1.    I will execute the sale of chametz for the entire community on Erev Pesach, Wednesday, April 8, at 10:30 AM. To be on board, please send an email to indicating your willingness for me to act on your behalf. Include the addresses of all premises you wish to be included. That’s all there is to it!
2.    As I always do, I will conduct a maot chittin charity campaign in conjunction with the sale of chametz. Unlike previous years where Discretionary Fund donations from Chametz sales were utilized for a variety of congregants’ needs, all of this year’s donations will be used to support those struggling to maintain basic function, such as food and supplies.  If you would like to participate, please send a check to me at the synagogue and I’ll make sure your gift ends up in the right hands.
3.    The Fast of the Firstborn falls on Erev Pesach, as it always does. Firstborns who wish to be freed of the obligation to fast are invited to log on to a Zoom meeting on Wednesday, April 8 at 930AM for me to conduct the siyyum ceremony that celebrates the conclusion of a tractate of Talmud/Mishna or other acceptable text and releases the firstborn from the obligation to fast.
4.    The seder meals are on Wednesday evening, April 8, and Thursday evening, April 9. I am well aware that many people’s regular patterns have been upended and that at least some from our B’nai Aviv family are unexpectedly this year faced with the obligation to conduct a seder on their own. To assist seder leaders in getting ready, I will dedicate some of my Wednesday Torah Talk classes to explaining what is crucial and what not, how to stimulate discussion while remaining within the traditional text, how to engage children, and how to understand the whole of the seder experience by understanding its parts.
5.    To access and/or download the Rabbinical Assembly’s 2020 Pesach Guide, which presents a full guide to Pesach observance, click here. If anything is unclear, just ask and I’ll do my best to clarify. Of course, if you have any questions not addressed in the Guide, just ask me and I’ll either tell you the answer or set myself to finding it out for you. 
As we seem constantly to be saying these days, we are in wholly uncharted waters as we make our way through this crisis. But Pesach is our national festival of liberation from bondage, so I invite you all to join me in the prayer that the days of our festival will prove decisive in the national effort to liberate ourselves from the throes of this virus and to bring good health to the infected and to the sick, and to us all.
Rabbi Adam Watstein

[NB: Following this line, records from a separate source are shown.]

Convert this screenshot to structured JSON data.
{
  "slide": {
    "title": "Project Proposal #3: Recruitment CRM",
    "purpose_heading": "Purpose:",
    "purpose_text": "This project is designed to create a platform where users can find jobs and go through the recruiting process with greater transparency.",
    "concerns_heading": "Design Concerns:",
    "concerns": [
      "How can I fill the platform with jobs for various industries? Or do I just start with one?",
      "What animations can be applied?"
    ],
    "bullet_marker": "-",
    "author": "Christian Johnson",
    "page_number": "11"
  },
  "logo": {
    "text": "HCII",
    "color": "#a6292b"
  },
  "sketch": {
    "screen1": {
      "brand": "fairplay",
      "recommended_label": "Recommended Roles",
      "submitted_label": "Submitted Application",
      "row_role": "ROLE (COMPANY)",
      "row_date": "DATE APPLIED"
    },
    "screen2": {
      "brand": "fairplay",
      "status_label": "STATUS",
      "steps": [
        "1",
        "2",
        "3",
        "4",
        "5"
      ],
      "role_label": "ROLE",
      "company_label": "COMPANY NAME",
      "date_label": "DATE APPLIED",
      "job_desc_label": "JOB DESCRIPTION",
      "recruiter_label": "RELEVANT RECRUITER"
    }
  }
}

Link to Passover Haggadah                        

From Food Art (one of our Caterers)

Pesach is around the corner and we know that many families take this time to go away to programs and resorts. This year, we will have be spending the seder at home, in an intimate setting without much fanfare- but still requiring a lot of work and preparation.  
Below is the link to our new and updated site which includes beautiful packages for everyone as well as a delectable a la cart menu. Its as easy as adding to cart and enjoying the freedom of letting us cook for you.

Tue, March 31 2020 6 Nisan 5780